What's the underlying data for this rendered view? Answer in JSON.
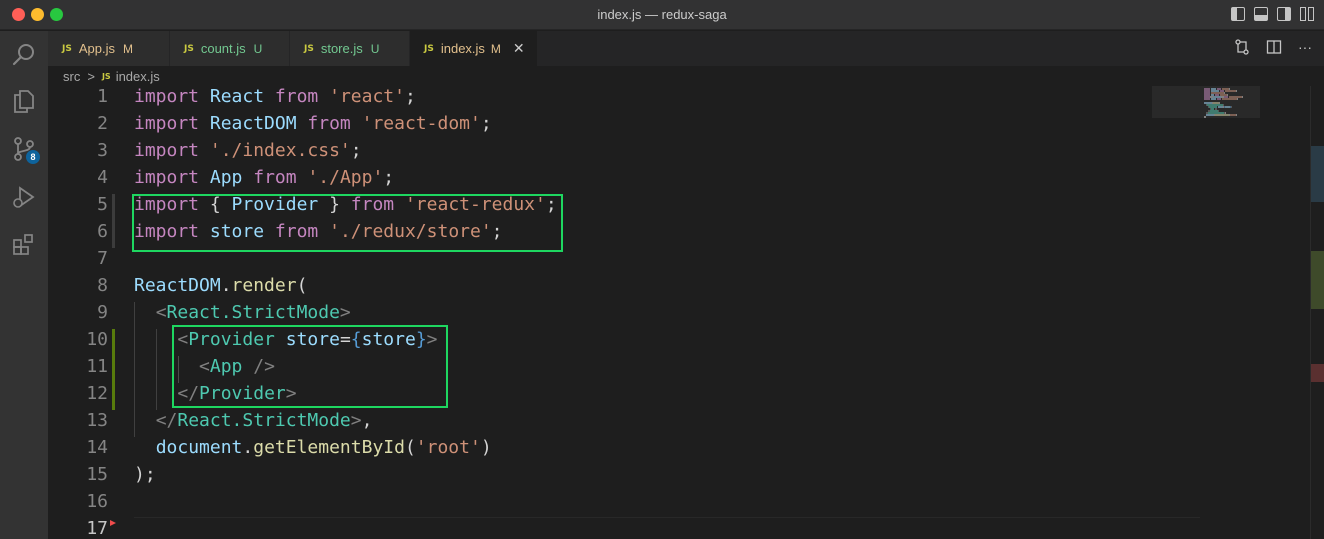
{
  "window": {
    "title": "index.js — redux-saga"
  },
  "activity_bar": {
    "items": [
      {
        "name": "explorer",
        "icon": "files-icon"
      },
      {
        "name": "search",
        "icon": "search-icon"
      },
      {
        "name": "source-control",
        "icon": "source-control-icon",
        "badge": "8"
      },
      {
        "name": "run-debug",
        "icon": "debug-icon"
      },
      {
        "name": "extensions",
        "icon": "extensions-icon"
      }
    ]
  },
  "tabs": [
    {
      "badge": "JS",
      "label": "App.js",
      "status": "M",
      "active": false
    },
    {
      "badge": "JS",
      "label": "count.js",
      "status": "U",
      "active": false
    },
    {
      "badge": "JS",
      "label": "store.js",
      "status": "U",
      "active": false
    },
    {
      "badge": "JS",
      "label": "index.js",
      "status": "M",
      "active": true,
      "close": "✕"
    }
  ],
  "editor_actions": {
    "more": "···"
  },
  "breadcrumb": {
    "folder": "src",
    "separator": ">",
    "file_badge": "JS",
    "file": "index.js"
  },
  "editor": {
    "line_numbers": [
      "1",
      "2",
      "3",
      "4",
      "5",
      "6",
      "7",
      "8",
      "9",
      "10",
      "11",
      "12",
      "13",
      "14",
      "15",
      "16",
      "17"
    ],
    "current_line": "17",
    "lines": [
      [
        [
          "kw",
          "import"
        ],
        [
          "plain",
          " "
        ],
        [
          "var",
          "React"
        ],
        [
          "plain",
          " "
        ],
        [
          "kw",
          "from"
        ],
        [
          "plain",
          " "
        ],
        [
          "str",
          "'react'"
        ],
        [
          "plain",
          ";"
        ]
      ],
      [
        [
          "kw",
          "import"
        ],
        [
          "plain",
          " "
        ],
        [
          "var",
          "ReactDOM"
        ],
        [
          "plain",
          " "
        ],
        [
          "kw",
          "from"
        ],
        [
          "plain",
          " "
        ],
        [
          "str",
          "'react-dom'"
        ],
        [
          "plain",
          ";"
        ]
      ],
      [
        [
          "kw",
          "import"
        ],
        [
          "plain",
          " "
        ],
        [
          "str",
          "'./index.css'"
        ],
        [
          "plain",
          ";"
        ]
      ],
      [
        [
          "kw",
          "import"
        ],
        [
          "plain",
          " "
        ],
        [
          "var",
          "App"
        ],
        [
          "plain",
          " "
        ],
        [
          "kw",
          "from"
        ],
        [
          "plain",
          " "
        ],
        [
          "str",
          "'./App'"
        ],
        [
          "plain",
          ";"
        ]
      ],
      [
        [
          "kw",
          "import"
        ],
        [
          "plain",
          " { "
        ],
        [
          "var",
          "Provider"
        ],
        [
          "plain",
          " } "
        ],
        [
          "kw",
          "from"
        ],
        [
          "plain",
          " "
        ],
        [
          "str",
          "'react-redux'"
        ],
        [
          "plain",
          ";"
        ]
      ],
      [
        [
          "kw",
          "import"
        ],
        [
          "plain",
          " "
        ],
        [
          "var",
          "store"
        ],
        [
          "plain",
          " "
        ],
        [
          "kw",
          "from"
        ],
        [
          "plain",
          " "
        ],
        [
          "str",
          "'./redux/store'"
        ],
        [
          "plain",
          ";"
        ]
      ],
      [],
      [
        [
          "var",
          "ReactDOM"
        ],
        [
          "plain",
          "."
        ],
        [
          "fn",
          "render"
        ],
        [
          "plain",
          "("
        ]
      ],
      [
        [
          "plain",
          "  "
        ],
        [
          "pun",
          "<"
        ],
        [
          "tag",
          "React.StrictMode"
        ],
        [
          "pun",
          ">"
        ]
      ],
      [
        [
          "plain",
          "    "
        ],
        [
          "pun",
          "<"
        ],
        [
          "tag",
          "Provider"
        ],
        [
          "plain",
          " "
        ],
        [
          "var",
          "store"
        ],
        [
          "plain",
          "="
        ],
        [
          "brace",
          "{"
        ],
        [
          "var",
          "store"
        ],
        [
          "brace",
          "}"
        ],
        [
          "pun",
          ">"
        ]
      ],
      [
        [
          "plain",
          "      "
        ],
        [
          "pun",
          "<"
        ],
        [
          "tag",
          "App"
        ],
        [
          "plain",
          " "
        ],
        [
          "pun",
          "/>"
        ]
      ],
      [
        [
          "plain",
          "    "
        ],
        [
          "pun",
          "</"
        ],
        [
          "tag",
          "Provider"
        ],
        [
          "pun",
          ">"
        ]
      ],
      [
        [
          "plain",
          "  "
        ],
        [
          "pun",
          "</"
        ],
        [
          "tag",
          "React.StrictMode"
        ],
        [
          "pun",
          ">"
        ],
        [
          "plain",
          ","
        ]
      ],
      [
        [
          "plain",
          "  "
        ],
        [
          "var",
          "document"
        ],
        [
          "plain",
          "."
        ],
        [
          "fn",
          "getElementById"
        ],
        [
          "plain",
          "("
        ],
        [
          "str",
          "'root'"
        ],
        [
          "plain",
          ")"
        ]
      ],
      [
        [
          "plain",
          ");"
        ]
      ],
      [],
      []
    ]
  },
  "colors": {
    "highlight_box": "#1ed760",
    "keyword": "#c586c0",
    "variable": "#9cdcfe",
    "string": "#ce9178",
    "function": "#dcdcaa",
    "tag": "#4ec9b0",
    "punctuation": "#808080"
  }
}
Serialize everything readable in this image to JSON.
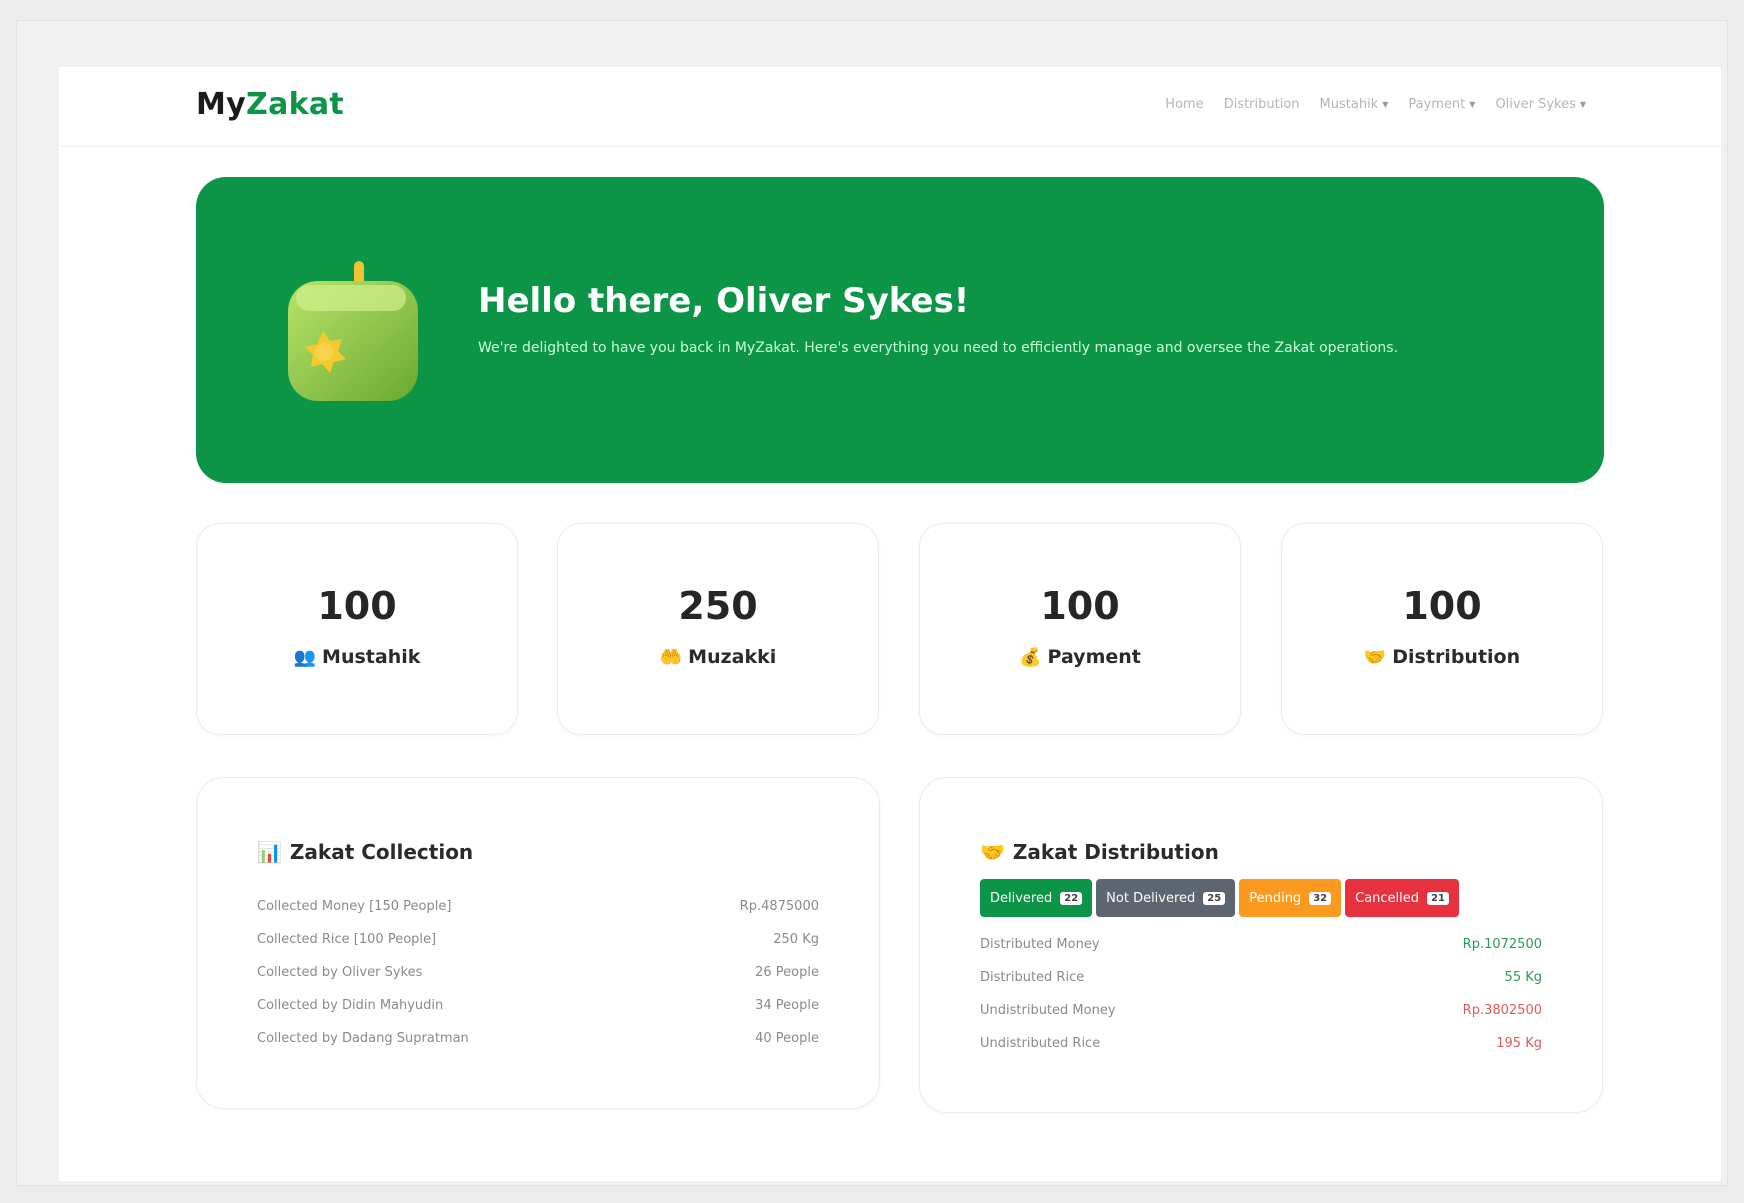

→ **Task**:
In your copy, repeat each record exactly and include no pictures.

→ **Task solution**:
What's the underlying data for this rendered view? Answer in JSON.
{
  "window": {
    "title": "index.js — redux-saga"
  },
  "activity_bar": {
    "items": [
      {
        "name": "explorer",
        "icon": "files-icon"
      },
      {
        "name": "search",
        "icon": "search-icon"
      },
      {
        "name": "source-control",
        "icon": "source-control-icon",
        "badge": "8"
      },
      {
        "name": "run-debug",
        "icon": "debug-icon"
      },
      {
        "name": "extensions",
        "icon": "extensions-icon"
      }
    ]
  },
  "tabs": [
    {
      "badge": "JS",
      "label": "App.js",
      "status": "M",
      "active": false
    },
    {
      "badge": "JS",
      "label": "count.js",
      "status": "U",
      "active": false
    },
    {
      "badge": "JS",
      "label": "store.js",
      "status": "U",
      "active": false
    },
    {
      "badge": "JS",
      "label": "index.js",
      "status": "M",
      "active": true,
      "close": "✕"
    }
  ],
  "editor_actions": {
    "more": "···"
  },
  "breadcrumb": {
    "folder": "src",
    "separator": ">",
    "file_badge": "JS",
    "file": "index.js"
  },
  "editor": {
    "line_numbers": [
      "1",
      "2",
      "3",
      "4",
      "5",
      "6",
      "7",
      "8",
      "9",
      "10",
      "11",
      "12",
      "13",
      "14",
      "15",
      "16",
      "17"
    ],
    "current_line": "17",
    "lines": [
      [
        [
          "kw",
          "import"
        ],
        [
          "plain",
          " "
        ],
        [
          "var",
          "React"
        ],
        [
          "plain",
          " "
        ],
        [
          "kw",
          "from"
        ],
        [
          "plain",
          " "
        ],
        [
          "str",
          "'react'"
        ],
        [
          "plain",
          ";"
        ]
      ],
      [
        [
          "kw",
          "import"
        ],
        [
          "plain",
          " "
        ],
        [
          "var",
          "ReactDOM"
        ],
        [
          "plain",
          " "
        ],
        [
          "kw",
          "from"
        ],
        [
          "plain",
          " "
        ],
        [
          "str",
          "'react-dom'"
        ],
        [
          "plain",
          ";"
        ]
      ],
      [
        [
          "kw",
          "import"
        ],
        [
          "plain",
          " "
        ],
        [
          "str",
          "'./index.css'"
        ],
        [
          "plain",
          ";"
        ]
      ],
      [
        [
          "kw",
          "import"
        ],
        [
          "plain",
          " "
        ],
        [
          "var",
          "App"
        ],
        [
          "plain",
          " "
        ],
        [
          "kw",
          "from"
        ],
        [
          "plain",
          " "
        ],
        [
          "str",
          "'./App'"
        ],
        [
          "plain",
          ";"
        ]
      ],
      [
        [
          "kw",
          "import"
        ],
        [
          "plain",
          " { "
        ],
        [
          "var",
          "Provider"
        ],
        [
          "plain",
          " } "
        ],
        [
          "kw",
          "from"
        ],
        [
          "plain",
          " "
        ],
        [
          "str",
          "'react-redux'"
        ],
        [
          "plain",
          ";"
        ]
      ],
      [
        [
          "kw",
          "import"
        ],
        [
          "plain",
          " "
        ],
        [
          "var",
          "store"
        ],
        [
          "plain",
          " "
        ],
        [
          "kw",
          "from"
        ],
        [
          "plain",
          " "
        ],
        [
          "str",
          "'./redux/store'"
        ],
        [
          "plain",
          ";"
        ]
      ],
      [],
      [
        [
          "var",
          "ReactDOM"
        ],
        [
          "plain",
          "."
        ],
        [
          "fn",
          "render"
        ],
        [
          "plain",
          "("
        ]
      ],
      [
        [
          "plain",
          "  "
        ],
        [
          "pun",
          "<"
        ],
        [
          "tag",
          "React.StrictMode"
        ],
        [
          "pun",
          ">"
        ]
      ],
      [
        [
          "plain",
          "    "
        ],
        [
          "pun",
          "<"
        ],
        [
          "tag",
          "Provider"
        ],
        [
          "plain",
          " "
        ],
        [
          "var",
          "store"
        ],
        [
          "plain",
          "="
        ],
        [
          "brace",
          "{"
        ],
        [
          "var",
          "store"
        ],
        [
          "brace",
          "}"
        ],
        [
          "pun",
          ">"
        ]
      ],
      [
        [
          "plain",
          "      "
        ],
        [
          "pun",
          "<"
        ],
        [
          "tag",
          "App"
        ],
        [
          "plain",
          " "
        ],
        [
          "pun",
          "/>"
        ]
      ],
      [
        [
          "plain",
          "    "
        ],
        [
          "pun",
          "</"
        ],
        [
          "tag",
          "Provider"
        ],
        [
          "pun",
          ">"
        ]
      ],
      [
        [
          "plain",
          "  "
        ],
        [
          "pun",
          "</"
        ],
        [
          "tag",
          "React.StrictMode"
        ],
        [
          "pun",
          ">"
        ],
        [
          "plain",
          ","
        ]
      ],
      [
        [
          "plain",
          "  "
        ],
        [
          "var",
          "document"
        ],
        [
          "plain",
          "."
        ],
        [
          "fn",
          "getElementById"
        ],
        [
          "plain",
          "("
        ],
        [
          "str",
          "'root'"
        ],
        [
          "plain",
          ")"
        ]
      ],
      [
        [
          "plain",
          ");"
        ]
      ],
      [],
      []
    ]
  },
  "colors": {
    "highlight_box": "#1ed760",
    "keyword": "#c586c0",
    "variable": "#9cdcfe",
    "string": "#ce9178",
    "function": "#dcdcaa",
    "tag": "#4ec9b0",
    "punctuation": "#808080"
  }
}
Serialize everything readable in this image to JSON.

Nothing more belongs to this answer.